Similarly, new software tools make it easier for hospitals and EMS agencies to share statistics and data in a review process, helping improve patient care by identifying areas for improvement as well as more easily retrieving metrics required for audits and funding. More accurate and easier reporting help ensure that hospitals and agencies are appropriately staffed and funded to meet the needs they are encountering.
While the benefits of more accurate and accessible records are obvious, there remains a gap in the training on and familiarity with these emerging tools, especially within medical schools. In response, organizations like the American Medical Association (AMA) are actively encouraging more training and formal education on these tools, along with a concerted effort to ensure that already-practicing physicians adopt and model the proper use of the tools in their own practices.
In 2013, the AMA launched its Accelerating Change in Medical Education initiative, focusing on improving how medical students are trained to deliver care in the modern health care system. As a part of the initiative to imagine the “medical school of the future”, the AMA has awarded $12.5 million in grants to 32 leading medical schools to develop innovative curricula that can be shared with schools across the country. According to the AMA, these models are already supporting training for more than 19,000 medical students who will one day care for 33 million patients annually.

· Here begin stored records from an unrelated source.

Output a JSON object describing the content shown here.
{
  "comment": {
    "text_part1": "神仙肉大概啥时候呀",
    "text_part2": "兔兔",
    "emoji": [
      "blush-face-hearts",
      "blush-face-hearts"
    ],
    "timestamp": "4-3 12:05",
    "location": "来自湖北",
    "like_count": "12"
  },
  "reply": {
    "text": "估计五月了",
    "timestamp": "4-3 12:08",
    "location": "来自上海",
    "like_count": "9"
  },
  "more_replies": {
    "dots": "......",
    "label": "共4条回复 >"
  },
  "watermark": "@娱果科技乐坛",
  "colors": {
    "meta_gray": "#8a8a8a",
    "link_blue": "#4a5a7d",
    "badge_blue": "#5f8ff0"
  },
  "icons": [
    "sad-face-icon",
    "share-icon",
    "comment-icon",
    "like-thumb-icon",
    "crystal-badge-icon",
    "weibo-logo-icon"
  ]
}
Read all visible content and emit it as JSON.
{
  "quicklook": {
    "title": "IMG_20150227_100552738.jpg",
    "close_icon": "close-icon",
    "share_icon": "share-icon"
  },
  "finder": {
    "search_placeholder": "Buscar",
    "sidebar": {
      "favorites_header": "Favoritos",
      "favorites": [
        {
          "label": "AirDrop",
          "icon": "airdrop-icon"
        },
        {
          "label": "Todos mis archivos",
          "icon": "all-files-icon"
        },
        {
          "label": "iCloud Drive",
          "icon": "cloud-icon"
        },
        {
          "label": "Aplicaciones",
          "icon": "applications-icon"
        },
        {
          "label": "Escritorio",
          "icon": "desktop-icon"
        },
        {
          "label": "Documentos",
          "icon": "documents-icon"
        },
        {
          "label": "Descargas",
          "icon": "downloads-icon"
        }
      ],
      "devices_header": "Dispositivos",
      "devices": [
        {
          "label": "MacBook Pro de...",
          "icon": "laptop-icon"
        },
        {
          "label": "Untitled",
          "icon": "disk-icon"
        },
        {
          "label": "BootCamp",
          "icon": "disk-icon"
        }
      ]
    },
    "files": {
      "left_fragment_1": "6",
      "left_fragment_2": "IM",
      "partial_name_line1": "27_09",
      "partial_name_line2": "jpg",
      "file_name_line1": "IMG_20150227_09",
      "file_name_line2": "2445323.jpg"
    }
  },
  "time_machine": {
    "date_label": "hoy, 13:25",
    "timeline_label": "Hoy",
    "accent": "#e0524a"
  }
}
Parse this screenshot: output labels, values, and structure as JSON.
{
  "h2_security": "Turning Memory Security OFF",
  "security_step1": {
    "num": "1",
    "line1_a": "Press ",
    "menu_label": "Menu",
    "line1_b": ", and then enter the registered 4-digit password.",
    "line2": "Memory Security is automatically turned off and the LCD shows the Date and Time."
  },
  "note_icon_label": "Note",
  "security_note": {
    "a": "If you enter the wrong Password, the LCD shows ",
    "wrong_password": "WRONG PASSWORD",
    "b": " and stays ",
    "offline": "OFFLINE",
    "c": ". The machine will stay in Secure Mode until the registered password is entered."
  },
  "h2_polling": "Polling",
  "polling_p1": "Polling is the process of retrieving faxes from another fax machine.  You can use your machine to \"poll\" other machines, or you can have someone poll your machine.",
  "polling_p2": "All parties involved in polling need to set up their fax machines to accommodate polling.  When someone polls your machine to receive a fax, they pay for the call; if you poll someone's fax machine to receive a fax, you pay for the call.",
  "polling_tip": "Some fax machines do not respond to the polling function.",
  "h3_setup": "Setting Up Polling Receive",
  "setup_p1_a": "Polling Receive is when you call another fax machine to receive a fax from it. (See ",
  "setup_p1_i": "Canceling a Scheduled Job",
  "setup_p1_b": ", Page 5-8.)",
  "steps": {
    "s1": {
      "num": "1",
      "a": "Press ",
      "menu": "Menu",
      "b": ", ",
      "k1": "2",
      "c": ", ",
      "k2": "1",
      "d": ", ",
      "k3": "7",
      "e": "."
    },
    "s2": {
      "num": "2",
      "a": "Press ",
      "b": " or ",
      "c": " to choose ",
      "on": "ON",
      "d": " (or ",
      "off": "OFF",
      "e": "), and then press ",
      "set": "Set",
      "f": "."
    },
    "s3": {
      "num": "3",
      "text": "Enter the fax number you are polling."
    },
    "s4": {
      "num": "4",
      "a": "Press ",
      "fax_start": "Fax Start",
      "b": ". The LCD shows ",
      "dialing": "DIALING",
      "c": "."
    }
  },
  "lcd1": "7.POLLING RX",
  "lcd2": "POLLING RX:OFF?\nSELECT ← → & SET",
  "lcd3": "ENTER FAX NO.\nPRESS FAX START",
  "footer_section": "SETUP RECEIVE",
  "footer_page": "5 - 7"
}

Some of the obstacles faced by proponents of the new digital tools are concerns that their use will somehow cause physicians to focus more on the software tools than interacting with the patient themselves. Others see a lack of proper modeling – that is, familiarity with and consistent use of the EHR tools – from senior physicians, other members of the health care team, and medical school faculty. In response, the AMA has also directed funds to encourage hospitals to provide continuing education for staff on the use of emerging EHR tools to help address this problem.
Recent studies on the effectiveness of EHR tools are suggesting that by reviewing the proper criteria, numerous benefits become apparent in the use of digital tools. In fact, a recent paper in the Journal of the American Medical Informative Association showed that the use of digital health information exchange (HIE) results in fewer duplicated procedures, reduced imaging, lower costs, and improved patient safety. These factors all help drive down the cost of health care for providers, institutions, and insurance companies.
Thank to the efforts of the AMA and other like-minded professionals and educators, tomorrow’s physicians will enter the field ready to utilize the many benefits of digital health care records, allowing them more time on focusing on increasing positive outcomes for their patients.